This paper examines Russian defamation law and judicial policies to identify the extent to which they have been influenced by international legal standards on media freedom put forward in Europe by the Council of Europe (CoE). The main research method employed in this work is a qualitative comparative analysis of the CoE standards and the Russian national law as well as judicial practice. This paper suggests that the CoE standards have mostly an insufficient influence to the Russian legislation of defamation, and the discrepancy between the Russian and the CoE’s perspectives on defamation has increased during Russia’s membership in the CoE, especially because of the recent amendements on online defamation. The paper also argues that the CoE standards on defamation has had diverse impacts on the Russian judicial practice. The paper suggests that international organisations have the potential to become the main social platforms for resisting “weaponized” defamation but new effective measures should be devised for this.
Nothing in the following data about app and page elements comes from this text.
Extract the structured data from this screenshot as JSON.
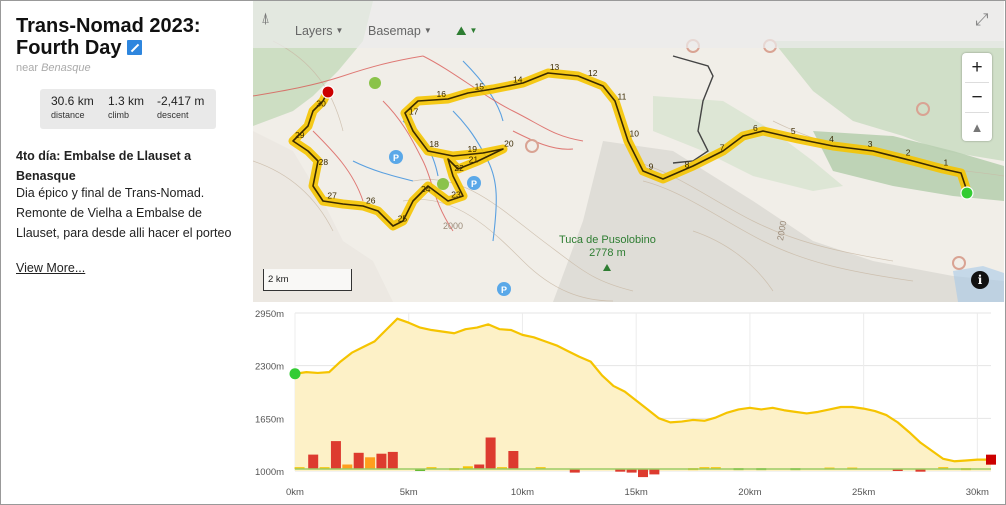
{
  "route": {
    "title": "Trans-Nomad 2023: Fourth Day",
    "near_prefix": "near",
    "near_place": "Benasque",
    "stats": [
      {
        "value": "30.6 km",
        "label": "distance"
      },
      {
        "value": "1.3 km",
        "label": "climb"
      },
      {
        "value": "-2,417 m",
        "label": "descent"
      }
    ],
    "description_title": "4to día: Embalse de Llauset a Benasque",
    "description": "Dia épico y final de Trans-Nomad. Remonte de Vielha a Embalse de Llauset, para desde alli hacer el porteo",
    "view_more": "View More..."
  },
  "map": {
    "toolbar": {
      "layers": "Layers",
      "basemap": "Basemap"
    },
    "zoom_in": "+",
    "zoom_out": "−",
    "scale_label": "2 km",
    "peak": {
      "name": "Tuca de Pusolobino",
      "elevation": "2778 m"
    },
    "contour_label": "2000",
    "contour_label_2": "2000",
    "km_markers": [
      "1",
      "2",
      "3",
      "4",
      "5",
      "6",
      "7",
      "8",
      "9",
      "10",
      "11",
      "12",
      "13",
      "14",
      "15",
      "16",
      "17",
      "18",
      "19",
      "20",
      "21",
      "22",
      "23",
      "24",
      "25",
      "26",
      "27",
      "28",
      "29",
      "30"
    ],
    "route_color": "#f5c400",
    "track_color": "#3b2a00",
    "start_color": "#33cc33",
    "end_color": "#cc0000"
  },
  "chart_data": {
    "type": "area",
    "title": "",
    "xlabel": "",
    "ylabel": "",
    "x_unit": "km",
    "y_unit": "m",
    "xlim": [
      0,
      30.6
    ],
    "ylim": [
      1000,
      2950
    ],
    "yticks": [
      "2950m",
      "2300m",
      "1650m",
      "1000m"
    ],
    "xticks": [
      "0km",
      "5km",
      "10km",
      "15km",
      "20km",
      "25km",
      "30km"
    ],
    "series": [
      {
        "x": [
          0,
          0.5,
          1,
          1.5,
          2,
          2.5,
          3,
          3.5,
          4,
          4.5,
          5,
          5.5,
          6,
          6.5,
          7,
          7.5,
          8,
          8.5,
          9,
          9.5,
          10,
          10.5,
          11,
          11.5,
          12,
          12.5,
          13,
          13.5,
          14,
          14.5,
          15,
          15.5,
          16,
          16.5,
          17,
          17.5,
          18,
          18.5,
          19,
          19.5,
          20,
          20.5,
          21,
          21.5,
          22,
          22.5,
          23,
          23.5,
          24,
          24.5,
          25,
          25.5,
          26,
          26.5,
          27,
          27.5,
          28,
          28.5,
          29,
          29.5,
          30,
          30.6
        ],
        "y": [
          2200,
          2220,
          2210,
          2220,
          2350,
          2460,
          2530,
          2600,
          2740,
          2880,
          2830,
          2770,
          2740,
          2720,
          2700,
          2750,
          2770,
          2810,
          2750,
          2740,
          2680,
          2650,
          2600,
          2550,
          2480,
          2410,
          2350,
          2180,
          2050,
          1980,
          1870,
          1760,
          1650,
          1600,
          1610,
          1630,
          1620,
          1660,
          1720,
          1760,
          1780,
          1760,
          1780,
          1750,
          1730,
          1710,
          1730,
          1760,
          1790,
          1790,
          1770,
          1740,
          1690,
          1600,
          1480,
          1350,
          1250,
          1150,
          1120,
          1130,
          1140,
          1140
        ]
      }
    ],
    "grade_bars": [
      {
        "x": 0.2,
        "v": 0.1,
        "c": "#f5c400"
      },
      {
        "x": 0.8,
        "v": 0.8,
        "c": "#dd3b2f"
      },
      {
        "x": 1.3,
        "v": 0.1,
        "c": "#f5c400"
      },
      {
        "x": 1.8,
        "v": 1.55,
        "c": "#dd3b2f"
      },
      {
        "x": 2.3,
        "v": 0.25,
        "c": "#ff9f1c"
      },
      {
        "x": 2.8,
        "v": 0.9,
        "c": "#dd3b2f"
      },
      {
        "x": 3.3,
        "v": 0.65,
        "c": "#ff9f1c"
      },
      {
        "x": 3.8,
        "v": 0.85,
        "c": "#dd3b2f"
      },
      {
        "x": 4.3,
        "v": 0.95,
        "c": "#dd3b2f"
      },
      {
        "x": 5.5,
        "v": -0.1,
        "c": "#66bb33"
      },
      {
        "x": 6.0,
        "v": 0.1,
        "c": "#f5c400"
      },
      {
        "x": 7.0,
        "v": 0.05,
        "c": "#f5c400"
      },
      {
        "x": 7.6,
        "v": 0.15,
        "c": "#f5c400"
      },
      {
        "x": 8.1,
        "v": 0.25,
        "c": "#dd3b2f"
      },
      {
        "x": 8.6,
        "v": 1.75,
        "c": "#dd3b2f"
      },
      {
        "x": 9.1,
        "v": 0.1,
        "c": "#f5c400"
      },
      {
        "x": 9.6,
        "v": 1.0,
        "c": "#dd3b2f"
      },
      {
        "x": 10.8,
        "v": 0.1,
        "c": "#f5c400"
      },
      {
        "x": 12.3,
        "v": -0.2,
        "c": "#dd3b2f"
      },
      {
        "x": 14.3,
        "v": -0.15,
        "c": "#dd3b2f"
      },
      {
        "x": 14.8,
        "v": -0.2,
        "c": "#dd3b2f"
      },
      {
        "x": 15.3,
        "v": -0.45,
        "c": "#dd3b2f"
      },
      {
        "x": 15.8,
        "v": -0.3,
        "c": "#dd3b2f"
      },
      {
        "x": 17.5,
        "v": 0.05,
        "c": "#f5c400"
      },
      {
        "x": 18.0,
        "v": 0.1,
        "c": "#f5c400"
      },
      {
        "x": 18.5,
        "v": 0.1,
        "c": "#f5c400"
      },
      {
        "x": 19.5,
        "v": 0.05,
        "c": "#66bb33"
      },
      {
        "x": 20.5,
        "v": 0.05,
        "c": "#66bb33"
      },
      {
        "x": 22.0,
        "v": 0.05,
        "c": "#66bb33"
      },
      {
        "x": 23.5,
        "v": 0.08,
        "c": "#f5c400"
      },
      {
        "x": 24.5,
        "v": 0.08,
        "c": "#f5c400"
      },
      {
        "x": 26.5,
        "v": -0.1,
        "c": "#dd3b2f"
      },
      {
        "x": 27.5,
        "v": -0.15,
        "c": "#dd3b2f"
      },
      {
        "x": 28.5,
        "v": 0.1,
        "c": "#f5c400"
      },
      {
        "x": 29.5,
        "v": 0.05,
        "c": "#f5c400"
      }
    ]
  }
}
This chapter examines how the concept of free speech has evolved in the Soviet Union and post-Soviet Russia. It also assesses the impact of international standards on the development of Russia’s concept of freedom of speech. Along with the main legal documents, including constitutions and media laws as well as the judicial practice of the highest courts, Marxism-Leninism will be examined to help clarify Russia’s view of free speech. The chapter argues that, in Russia, the change in political regime has encouraged a reconsideration of the concept of freedom of speech by political leaders. It shows the similarities between Lenin’s ideas and the modern Russian concept of free speech. Also indicated is the impact of international standards on free speech as superficial and dependent on political will.
Article contains analysis of the decisions of the European Court of Human Rights on freedom of expression, in which the Court had to balance public interest against the protection of commercial structures from unfair competition or injury to their business reputation.
The article is devoted to a particular form of freedom of assembly — the right to counter-demonstrate. The author underlines the value of this right as an element of democratic society, but also acknowledges the risk of violent actions among participants of opposing demonstrations. Due to this risk, the government may adopt adequate measures restricting the right to counter-demonstrate, certain types of which are analyzed in this paper.
The paper examines the principles for the supervision of financial conglomerates proposed by BCBS in the consultative document published in December 2011. Moreover, the article proposes a number of suggestions worked out by the authors within the HSE research team.